He shares the ambition of the sector, namely that it is unacceptable for any child to have a poor early education experience, and positively shameful that children from poorer neighbourhoods get the weaker service. His focus is education and care, and he wants to be tougher on weaker settings which are not improving quickly enough. As such…
- He wants Ofsted to be an agent for improvement not an improvement agency
- He will show no tolerance for settings which do not improve swiftly enough
- He will de-register more quickly
- He will be sharper about reporting levels of qualifications in the Early Years
- Only Good or Outstanding counts; satisfactory will be replaced by ‘Requires Improvement’
- His changes will come into operation in September
He acknowledged that Ofsted also needed to improve, especially with regards to consistency of inspections, and claimed they were recruiting quite vigorously. He acknowledged the regional variation in quality and so has created a new regional system, including regional workshops and good practice seminars. He invited people to become HMIs through a fast-track pathway, so any of you losing your job, jumping ship or facing early retirement might consider this offer!
There were too many contradictions with the More Great Childcare report. Like our Minister, he was scathing of local authorities; except Camden which still fund and support quite generously. However, he was unable to answer the NDNA question about how we would secure quality and continual improvement without the support of Local Authority teams of advisory teachers acting as critical friends. As ever, there was a reference to ratios and the plan to reduce them if staff were qualified. He was again uncertain about this, and I reminded him that quality was ensured not simply through qualifications but also through adequate ratios. He needs to read Starting Strong, EPPE and recent research from the OECD.
He was unsure about funding and floundered with the figures, quoting a £7 billion annual spend on childcare. He reckoned that should pay for quality, training and improvement. Luckily Neil Leitch, CEO from PSLA put him straight on that. He was as surprised as the Secretary of State when we pointed out a variation of £3billion in the topline figure from the various departments, and a Treasury which admits to not being sure as to how it is calculated. (I can just imagine how perturbed my Finance Director might become if I operated the LEYF budget like that.)

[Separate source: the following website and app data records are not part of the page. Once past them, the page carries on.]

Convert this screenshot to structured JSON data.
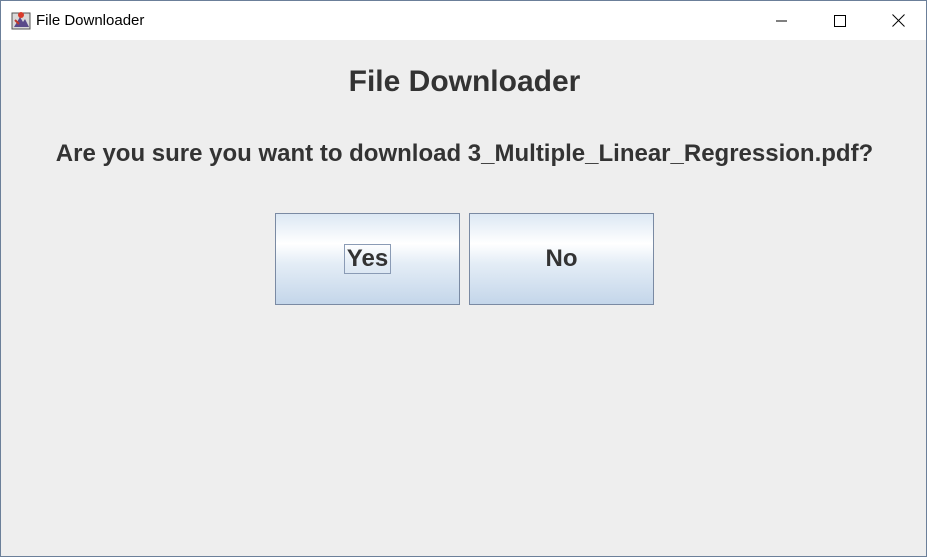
{
  "window": {
    "title": "File Downloader",
    "icon": "java-app-icon",
    "controls": {
      "minimize": "minimize-icon",
      "maximize": "maximize-icon",
      "close": "close-icon"
    }
  },
  "dialog": {
    "heading": "File Downloader",
    "question": "Are you sure you want to download 3_Multiple_Linear_Regression.pdf?",
    "buttons": {
      "yes_label": "Yes",
      "no_label": "No"
    },
    "focused_button": "Yes"
  },
  "colors": {
    "background": "#eeeeee",
    "text": "#333333",
    "button_border": "#7a8aa3",
    "button_gradient_bottom": "#c4d6ea"
  }
}
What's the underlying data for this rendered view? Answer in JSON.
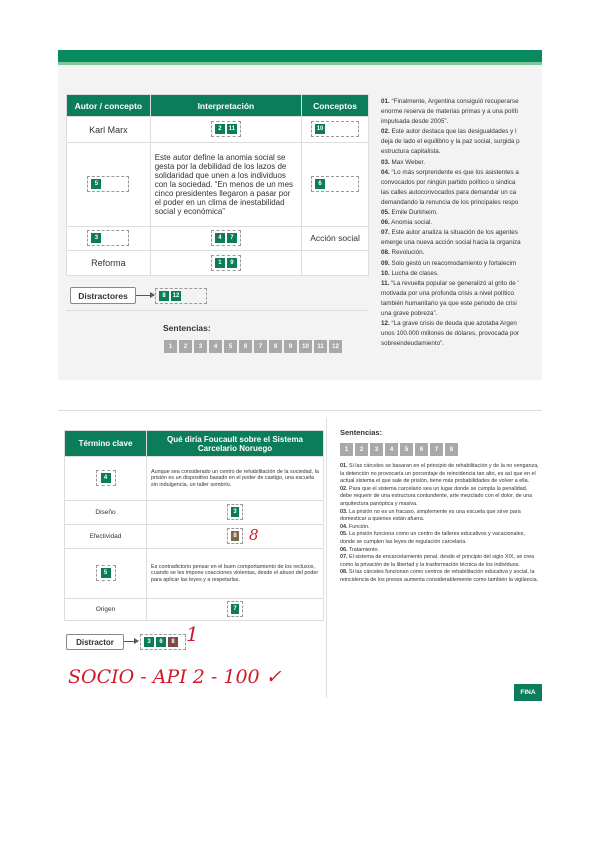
{
  "activity1": {
    "table": {
      "headers": [
        "Autor / concepto",
        "Interpretación",
        "Conceptos"
      ],
      "rows": [
        {
          "autor": "Karl Marx",
          "interp_chips": [
            "2",
            "11"
          ],
          "concept_chips": [
            "10"
          ]
        },
        {
          "autor_chips": [
            "5"
          ],
          "interp_text": "Este autor define la anomia social se gesta por la debilidad de los lazos de solidaridad que unen a los individuos con la sociedad. “En menos de un mes cinco presidentes llegaron a pasar por el poder en un clima de inestabilidad social y económica”",
          "concept_chips": [
            "6"
          ]
        },
        {
          "autor_chips": [
            "3"
          ],
          "interp_chips": [
            "4",
            "7"
          ],
          "concepto": "Acción social"
        },
        {
          "autor": "Reforma",
          "interp_chips": [
            "1",
            "9"
          ]
        }
      ]
    },
    "distractores_label": "Distractores",
    "distractores_chips": [
      "8",
      "12"
    ],
    "sentencias_label": "Sentencias:",
    "sentencias": [
      "1",
      "2",
      "3",
      "4",
      "5",
      "6",
      "7",
      "8",
      "9",
      "10",
      "11",
      "12"
    ],
    "lines": [
      {
        "n": "01.",
        "t": " “Finalmente, Argentina consiguió recuperarse"
      },
      {
        "n": "",
        "t": "enorme reserva de materias primas y a una políti"
      },
      {
        "n": "",
        "t": "impulsada desde 2005”."
      },
      {
        "n": "02.",
        "t": " Este autor destaca que las desigualdades y l"
      },
      {
        "n": "",
        "t": "deja de lado el equilibrio y la paz social, surgida p"
      },
      {
        "n": "",
        "t": "estructura capitalista."
      },
      {
        "n": "03.",
        "t": " Max Weber."
      },
      {
        "n": "04.",
        "t": " “Lo más sorprendente es que los asistentes a"
      },
      {
        "n": "",
        "t": "convocados por ningún partido político o sindica"
      },
      {
        "n": "",
        "t": "las calles autoconvocados para demandar un ca"
      },
      {
        "n": "",
        "t": "demandando la renuncia de los principales respo"
      },
      {
        "n": "05.",
        "t": " Emile Durkheim."
      },
      {
        "n": "06.",
        "t": " Anomia social."
      },
      {
        "n": "07.",
        "t": " Este autor analiza la situación de los agentes"
      },
      {
        "n": "",
        "t": "emerge una nueva acción social hacia la organiza"
      },
      {
        "n": "08.",
        "t": " Revolución."
      },
      {
        "n": "09.",
        "t": " Solo gestó un reacomodamiento y fortalecim"
      },
      {
        "n": "10.",
        "t": " Lucha de clases."
      },
      {
        "n": "11.",
        "t": " “La revuelta popular se generalizó al grito de '"
      },
      {
        "n": "",
        "t": "motivada por una profunda crisis a nivel político"
      },
      {
        "n": "",
        "t": "también humanitario ya que este periodo de crisi"
      },
      {
        "n": "",
        "t": "una grave pobreza”."
      },
      {
        "n": "12.",
        "t": " “La grave crisis de deuda que azotaba Argen"
      },
      {
        "n": "",
        "t": "unos 100.000 millones de dólares, provocada por"
      },
      {
        "n": "",
        "t": "sobreendeudamiento”."
      }
    ]
  },
  "activity2": {
    "table": {
      "headers": [
        "Término clave",
        "Qué diría Foucault sobre el Sistema Carcelario Noruego"
      ],
      "rows": [
        {
          "term_chips": [
            "4"
          ],
          "text": "Aunque sea considerado un centro de rehabilitación de la sociedad, la prisión es un dispositivo basado en el poder de castigo, una escuela sin indulgencia, un taller sombrío."
        },
        {
          "term": "Diseño",
          "chips": [
            "3"
          ]
        },
        {
          "term": "Efectividad",
          "chips": [
            "8"
          ],
          "note": "8"
        },
        {
          "term_chips": [
            "5"
          ],
          "text": "Es contradictorio pensar en el buen comportamiento de los reclusos, cuando se les impone coacciones violentas, desde el abuso del poder para aplicar las leyes y a respetarlas."
        },
        {
          "term": "Origen",
          "chips": [
            "7"
          ]
        }
      ]
    },
    "distractor_label": "Distractor",
    "distractor_chips": [
      "3",
      "6",
      "8"
    ],
    "distractor_note": "1",
    "sentencias_label": "Sentencias:",
    "sentencias": [
      "1",
      "2",
      "3",
      "4",
      "5",
      "6",
      "7",
      "8"
    ],
    "paragraphs": [
      {
        "n": "01.",
        "t": " Si las cárceles se basaran en el principio de rehabilitación y de la no venganza, la detención no provocaría un porcentaje de reincidencia tan alto, es así que en el actual sistema el que sale de prisión, tiene más probabilidades de volver a ella."
      },
      {
        "n": "02.",
        "t": " Para que el sistema carcelario sea un lugar donde se cumpla la penalidad, debe requerir de una estructura contundente, arte mezclado con el dolor, de una arquitectura panóptica y masiva."
      },
      {
        "n": "03.",
        "t": " La prisión no es un fracaso, simplemente es una escuela que sirve para domesticar a quienes están afuera."
      },
      {
        "n": "04.",
        "t": " Función."
      },
      {
        "n": "05.",
        "t": " La prisión funciona como un centro de talleres educativos y vacacionales, donde se cumplen las leyes de regulación carcelaria."
      },
      {
        "n": "06.",
        "t": " Tratamiento."
      },
      {
        "n": "07.",
        "t": " El sistema de encarcelamiento penal, desde el principio del siglo XIX, se crea como la privación de la libertad y la trasformación técnica de los individuos."
      },
      {
        "n": "08.",
        "t": " Si las cárceles funcionan como centros de rehabilitación educativa y social, la reincidencia de los presos aumenta considerablemente como también la vigilancia."
      }
    ],
    "finish_label": "FINA"
  },
  "handwriting": "SOCIO - API 2 - 100 ✓",
  "colors": {
    "green": "#0b7d5a",
    "topbar": "#0a8a5f",
    "ink": "#d0182a",
    "grey_chip": "#a9a9a9"
  }
}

As he concluded his speech, a Head Teacher in the audience asked about the role of parents. She felt Ofsted was putting all the onus for children to succeed on settings, something that’s near impossible without parental buy-in. He acknowledged this and accepted that Ofsted would need to consider its approach to ensure it did not set up settings to fail; but he did say he had found many Children’s Centres had failed to use their opportunities and expertise to engage parents early on so they would better support their children in school. He referred to a tighter inspection regime for Children Centres to demand more effective outreach and stronger bridges between settings and parents, especially those known as hard to reach. The Head warned him that if Ofsted got their approach wrong, we could easily become the scapegoat for educational failure. He also needs to recognise the view many parents hold about Ofsted: at LEYF, one in 4 parents did not use Ofsted as an indicator of quality; and in a nursery recently dealt a terrible inspection, we have seen an increase in numbers, where the parents cannot recognise the nursery the inspectors criticised so badly. The Ofsted PR machine will need to work hard to get consistency and credibility if they want to be seen as an agent for improvement.
So, we have work to do as a sector. We need to meet Sir Michael and appraise him of the challenges that face us on a daily basis. I told him about the response I got from my Nursery World Linkedin Group question, which sought the views of colleagues about the recent raft of inspections triggered by ‘Anonymous Complaints’. He was surprised by the description of what can only be considered harsh judgements, increased downgrades and no sense of proportionality. I said this was happening in settings working in poor neighbourhoods where ‘Good’ grades were being lost, not because of weakness in education or care, but because of misinterpretation of sometimes complicated Ofsted rules, many of which were described as having no impact on the children. He did seem genuinely concerned.
As ever, I have to conclude this with a reference to yet another consultation. This one is Good Early Years Provision for All with closing date of 24th May. The sector needs to respond to this, as failing to lead Ofsted to a shared watering hole could result in destruction of the service and devastation for children.